** For advanced optimization and configuration, please refer to the Ehcache documentation: http://www.ehcache.org/documentation/configuration
3.4. Index Replication: Starting from Liferay DXP the search engine needs to be separated from the main Liferay server for scalability reasons. For it there are two ways to achieve it: Elasticsearch or Solr.
Note: Storing indexes locally is not an option anymore, lucene.replicate.write=true only needed when Lucene (Solr) is being used.
3.4.1. Installing Elasticsearch: Download ES
- Extract the zip file at some location in Elasticsearch Server /opt/elasticsearch-2.4.6/
- Edit /opt/elasticsearch-2.4.6/config/elasticsearch.yml and Set the name of your cluster and Save cluster.name: LiferayElasticsearchCluster
** Tune and Scale ElasticSearch with Production Recommended Configuration, e.g. Change -Xmx, ES_JAVA_OPTS, ES_HEAP_SIZE
- Install required Elasticseach plugins from the bin directory:
plugin install analysis-smartcn
plugin install analysis-kuromoji
- Deploy the elasticsearch-head plugin so you can access your cluster from a browser http://elastic.server.ip:9200/_plugin/head/
- Restart Elasticsearch server wait until it’s up and running
3.4.2. Connect Elasticsearch and Liferay: There are two ways to configure Elasticsearch for Liferay cluster from Control Panel and .cfg (advisable) file.
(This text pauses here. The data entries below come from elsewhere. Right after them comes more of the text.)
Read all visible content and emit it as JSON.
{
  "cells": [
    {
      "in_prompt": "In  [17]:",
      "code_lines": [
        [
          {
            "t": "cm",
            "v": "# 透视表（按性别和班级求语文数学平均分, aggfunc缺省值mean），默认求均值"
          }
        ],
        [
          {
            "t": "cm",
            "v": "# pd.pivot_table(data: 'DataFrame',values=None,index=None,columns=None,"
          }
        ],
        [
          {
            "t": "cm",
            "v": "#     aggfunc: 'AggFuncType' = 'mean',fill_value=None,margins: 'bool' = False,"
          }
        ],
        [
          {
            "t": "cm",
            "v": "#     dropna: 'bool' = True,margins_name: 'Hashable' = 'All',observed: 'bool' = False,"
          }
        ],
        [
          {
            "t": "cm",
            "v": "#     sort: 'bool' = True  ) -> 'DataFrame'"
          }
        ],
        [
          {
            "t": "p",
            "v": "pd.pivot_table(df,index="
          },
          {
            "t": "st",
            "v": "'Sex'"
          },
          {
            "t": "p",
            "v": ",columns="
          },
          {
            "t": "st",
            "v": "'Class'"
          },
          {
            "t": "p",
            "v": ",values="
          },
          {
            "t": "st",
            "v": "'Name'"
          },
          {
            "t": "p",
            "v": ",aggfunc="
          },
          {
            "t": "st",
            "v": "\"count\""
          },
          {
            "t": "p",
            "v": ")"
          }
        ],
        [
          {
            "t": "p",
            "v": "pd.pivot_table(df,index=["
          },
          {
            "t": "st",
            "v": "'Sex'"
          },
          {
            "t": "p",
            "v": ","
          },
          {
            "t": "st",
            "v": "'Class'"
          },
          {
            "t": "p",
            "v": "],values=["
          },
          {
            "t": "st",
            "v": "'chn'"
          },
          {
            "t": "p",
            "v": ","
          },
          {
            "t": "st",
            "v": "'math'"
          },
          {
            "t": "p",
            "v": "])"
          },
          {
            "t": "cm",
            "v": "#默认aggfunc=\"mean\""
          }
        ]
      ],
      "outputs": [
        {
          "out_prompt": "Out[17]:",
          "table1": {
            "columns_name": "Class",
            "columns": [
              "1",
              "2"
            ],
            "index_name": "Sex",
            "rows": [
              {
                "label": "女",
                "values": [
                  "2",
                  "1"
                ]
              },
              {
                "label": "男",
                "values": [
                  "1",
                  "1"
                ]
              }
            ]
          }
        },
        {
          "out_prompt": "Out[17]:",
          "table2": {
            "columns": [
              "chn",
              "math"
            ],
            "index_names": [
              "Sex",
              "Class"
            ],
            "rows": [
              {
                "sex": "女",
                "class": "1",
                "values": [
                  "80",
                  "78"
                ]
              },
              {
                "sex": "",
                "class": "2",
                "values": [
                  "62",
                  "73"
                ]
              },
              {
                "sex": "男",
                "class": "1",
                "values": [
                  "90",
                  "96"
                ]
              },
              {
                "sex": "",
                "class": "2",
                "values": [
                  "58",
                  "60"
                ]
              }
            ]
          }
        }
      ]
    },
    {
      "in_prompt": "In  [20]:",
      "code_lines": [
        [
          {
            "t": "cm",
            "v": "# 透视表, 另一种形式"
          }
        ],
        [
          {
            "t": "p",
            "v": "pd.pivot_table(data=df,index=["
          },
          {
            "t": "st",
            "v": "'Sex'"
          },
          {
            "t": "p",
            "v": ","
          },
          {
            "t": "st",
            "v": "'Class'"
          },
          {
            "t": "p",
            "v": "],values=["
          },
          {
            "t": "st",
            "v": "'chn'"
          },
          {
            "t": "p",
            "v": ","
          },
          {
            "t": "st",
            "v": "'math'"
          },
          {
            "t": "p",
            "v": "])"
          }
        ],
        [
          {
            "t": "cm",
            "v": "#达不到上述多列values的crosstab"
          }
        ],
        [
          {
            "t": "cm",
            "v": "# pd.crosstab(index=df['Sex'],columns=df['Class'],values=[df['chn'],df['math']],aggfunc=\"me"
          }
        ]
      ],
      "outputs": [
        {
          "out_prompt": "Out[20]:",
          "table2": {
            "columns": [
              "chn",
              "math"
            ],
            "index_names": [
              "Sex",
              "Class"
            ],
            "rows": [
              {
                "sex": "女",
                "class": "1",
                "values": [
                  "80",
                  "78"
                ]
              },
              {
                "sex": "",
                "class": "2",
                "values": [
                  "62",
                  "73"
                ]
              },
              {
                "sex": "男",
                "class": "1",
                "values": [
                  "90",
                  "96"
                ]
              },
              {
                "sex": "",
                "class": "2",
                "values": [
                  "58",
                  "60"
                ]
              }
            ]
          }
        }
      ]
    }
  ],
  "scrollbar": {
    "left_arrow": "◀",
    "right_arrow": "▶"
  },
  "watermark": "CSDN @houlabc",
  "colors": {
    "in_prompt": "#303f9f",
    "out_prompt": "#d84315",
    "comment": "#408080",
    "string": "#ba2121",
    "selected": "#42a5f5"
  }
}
Option 1: Navigate to Control Panel -> System settings -> Foundations -> Search for Elasticsearch and Edit the Properties Set Cluster Name, Change Operation mode to REMOTE, Enter Transport Address, Additional Advanced configuration if any and Save.
Download the saved configuration (.cfg file) through Export option from Action icon.
Option 2: It is advisable to use the Configuration file for Production, add/copy com.liferay.portal.search.elasticsearch.configuration.ElasticsearchConfiguration.cfg in LIFERAY_HOME/osgi/configs directory.
- Restart Liferay Servers
- Index Replication: Navigate to Control Panel -> Configuration -> Server Administration –> Resources Execute Reindex
- Verification: Test Search by Adding a Basic Web Content and Search for it from both nodes
- Modules/Plugins must be deployed through Hot deploy folders for each node, if you’re not using centralized server farms deployment.
- Liferay needs to have the same patches installed across all the nodes to avoid any inconsistencies.
Read more: Liferay Unicast Clustering On Amazon EC2
4. Application Server Configuration: Configuring Application Server for Cluster Awareness, in this case Tomcat.
That should be It, Restart the Liferay Tomcat Servers (Nodes 1 and 2) sequentially and Verify Clustering and Session Replication for its working.
Liferay DXP is redefining the customer experience with its many features and plugins. We at KNOWARTH are pioneers in developing custom portals for enterprises and providing Liferay Consulting Services for Liferay Portal Development.
This blog has been written by our Principal Liferay Consultant Ankit Pancholi.